In a statement to the Post, Mayor Schaaf said, “I’m grateful our City Council kept the administration’s proposal as the framework for the budget it unanimously adopted last night. The last-minute augmentations still warrant close review, yet I’m pleased the Council’s unified action will allow us to make unprecedented investments in homelessness and affordable housing and to start a historic road-paving plan on July 1.”
The City Council’s changes in the Schaaf administration budget included:
• A study of Cahoots, a program that would utilize mental health workers to respond to mental health crises instead of police;
• Remove the Mayor’s proposal to cut parks maintenance workers, which would have primarily impacted parks in flatland neighborhoods;
• Conduct an audit of the Oakland Police Department, which would examine police overtime costs;
• Substantial increase of homeless services;
• Some additional funding for the Private Industry Council and other workforce development;
• East Oakland healthy corner store conversions;
• Public bathrooms;
• Evening hours for permits at Planning and Building so small property owners can get timely approval of projects.
Councilmember Nikki Fortunato Bas said in a statement that she was pleased the council passed her proposal, the Preservation of Affordable Housing Fund (PAHF), to allocate $12 million to create a municipal fund for community land trusts and limited equity housing cooperatives to take housing off of the speculative market by acquiring and preserving rental properties with 25 or fewer units.
“This fund is a bold investment in a visionary solution that…puts (properties) permanently in the hands of Oaklanders,” said Fortunato Bas, who developed the proposal with local grassroots organizations Alliance of Californians for Community Empowerment (ACCE) Action and Oakland Community Land Trust (OakCLT).
She emphasized that the new budget also includes programs to address Oakland’s housing, displacement, and homelessness crises, including hiring a mobile outreach team and full-time administrator focused on homelessness, creating homeless navigation centers, and expanding direct legal and emergency rent assistance for tenants.
“Our longtime neighbors are being pushed out while thousands of luxury housing units are being developed. This budget is a huge systemic opportunity to fix a crisis that is everywhere we look and only getting worse,” said Fortunato Bas. “We can’t solve it by tinkering at the margins, dedicating resources only a fraction the size of the challenges we face.”
Carroll Fife, director of Oakland ACCE and part of the Refund Oakland Community and Labor Coalition, told the Post that the coalition had realized many of the demands they had sought to achieve this year, “from funds for affordable housing and anti-displacement to additional resources to address the city’s illegal dumping epidemic.”
However, she said “There is a great deal of work to do. One budget cycle will not rectify the years of disinvestment that have impacted our most disenfranchised residents.”
Fife also called on people to support city workers in their fight for a pay raise and the filling of vacant jobs. “Vacancies in Housing and Community Development, Public Works and the Sewer department, to name a few, have direct and immediate repercussions on the entire city,” she said.
Former mayoral candidate Cat Brooks told the Post, “This is the most progressive budget Oakland has ever passed.
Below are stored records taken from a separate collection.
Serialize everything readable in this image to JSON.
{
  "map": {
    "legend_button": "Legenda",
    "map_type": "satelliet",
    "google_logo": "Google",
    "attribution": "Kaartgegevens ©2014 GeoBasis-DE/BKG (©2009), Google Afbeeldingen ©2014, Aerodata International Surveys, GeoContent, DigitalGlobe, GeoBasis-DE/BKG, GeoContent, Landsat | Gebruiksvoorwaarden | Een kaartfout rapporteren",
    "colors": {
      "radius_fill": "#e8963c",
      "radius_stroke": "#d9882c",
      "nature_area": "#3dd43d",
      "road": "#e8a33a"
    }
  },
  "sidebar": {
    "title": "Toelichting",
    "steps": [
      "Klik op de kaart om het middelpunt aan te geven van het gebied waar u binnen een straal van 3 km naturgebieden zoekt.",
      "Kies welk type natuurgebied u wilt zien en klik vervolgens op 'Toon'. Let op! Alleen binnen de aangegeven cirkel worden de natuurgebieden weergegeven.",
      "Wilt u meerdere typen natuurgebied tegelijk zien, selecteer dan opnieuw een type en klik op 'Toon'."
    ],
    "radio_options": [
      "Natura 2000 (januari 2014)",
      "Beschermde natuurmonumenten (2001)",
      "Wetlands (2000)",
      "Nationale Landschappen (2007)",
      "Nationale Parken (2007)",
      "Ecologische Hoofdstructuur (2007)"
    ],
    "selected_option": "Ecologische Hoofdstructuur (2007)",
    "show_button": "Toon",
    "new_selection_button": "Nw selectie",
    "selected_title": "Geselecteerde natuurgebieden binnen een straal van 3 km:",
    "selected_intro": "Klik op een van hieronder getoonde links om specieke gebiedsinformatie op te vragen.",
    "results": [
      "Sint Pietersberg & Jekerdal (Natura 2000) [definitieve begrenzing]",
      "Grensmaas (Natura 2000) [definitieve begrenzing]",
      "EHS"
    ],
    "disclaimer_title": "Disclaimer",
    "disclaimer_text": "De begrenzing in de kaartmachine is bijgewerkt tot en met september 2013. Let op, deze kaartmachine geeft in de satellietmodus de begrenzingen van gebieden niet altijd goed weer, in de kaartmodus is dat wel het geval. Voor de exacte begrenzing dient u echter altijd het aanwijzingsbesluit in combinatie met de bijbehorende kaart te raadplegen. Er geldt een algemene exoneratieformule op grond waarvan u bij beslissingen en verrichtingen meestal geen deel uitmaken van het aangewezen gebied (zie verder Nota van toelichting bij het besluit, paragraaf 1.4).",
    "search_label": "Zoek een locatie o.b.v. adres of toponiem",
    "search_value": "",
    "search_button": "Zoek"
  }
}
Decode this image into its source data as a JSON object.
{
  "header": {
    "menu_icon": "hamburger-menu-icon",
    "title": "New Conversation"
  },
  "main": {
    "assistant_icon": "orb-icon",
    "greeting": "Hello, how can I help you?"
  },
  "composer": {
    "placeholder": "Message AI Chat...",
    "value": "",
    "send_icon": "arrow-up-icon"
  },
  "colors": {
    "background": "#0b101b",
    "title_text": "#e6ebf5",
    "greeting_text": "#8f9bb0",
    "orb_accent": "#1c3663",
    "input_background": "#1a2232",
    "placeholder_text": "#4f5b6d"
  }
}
It’s a big step in the right direction.”
But “It still does not go far enough in terms of divesting some monies from the bloated police budget and redirecting those dollars to critical needs for Oakland that actually keep us safe,” she said.